“The Committees welcome these revocations of arms export licences to Tunisia, Egypt, Libya and Bahrain but their number, 156 by the time the Committees concluded their Report, reflects the degree of policy misjudgement that has occurred,' said its chair, Conservative MP John Stanley.

The annual report, the first since the coalition came to power in May 2010, produced country-by-country examples for the first time of export licence approvals of arms since January 2009 that could be used for internal repression by authoritarian regimes in North Africa and the Middle East.

It called on the government to immediately extend the review of arms export licences, announced in February by Middle East Minister Alistair Burt, from Arab countries to authoritarian regimes worldwide in respect of weapons and components which could be used for internal repression.

“We also recommend that the government sets out how it intends to reconcile the potential conflict of interest between increased emphasis on promoting arms exports with the staunch upholding of human rights,” the all-party committees said.
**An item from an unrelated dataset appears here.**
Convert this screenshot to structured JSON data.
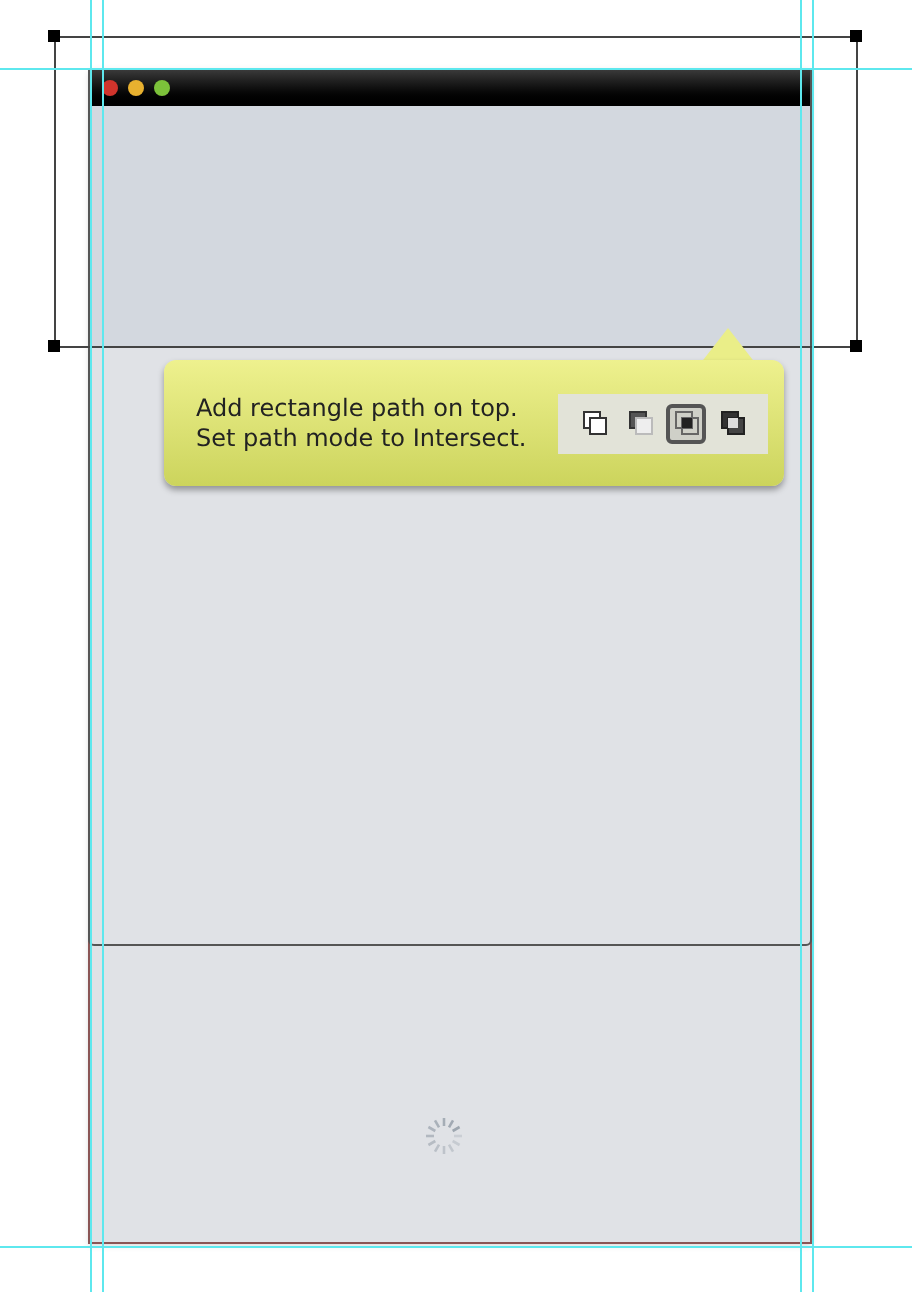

Other recommendations included that ministers set itself a much shorter timetable within which to make the UK’s Consolidated Criteria for arms exports is wholly consistent with the EU’s Common Position.

“On enforcement, we recommend that the Government states what precise action it will take against ‘brass plate’ companies registered in the UK but trading in arms from overseas locations,” the report said.

The Committees on Arms Export Controls consists of four parliamentary select committees, covering Business, Innovation and Skills, Defence, Foreign Affairs and International Development.

Its main job is to review government policy on licensing arms exports and licensing decisions and each year produces an annual report which scrutinises the Strategic Export Controls in place.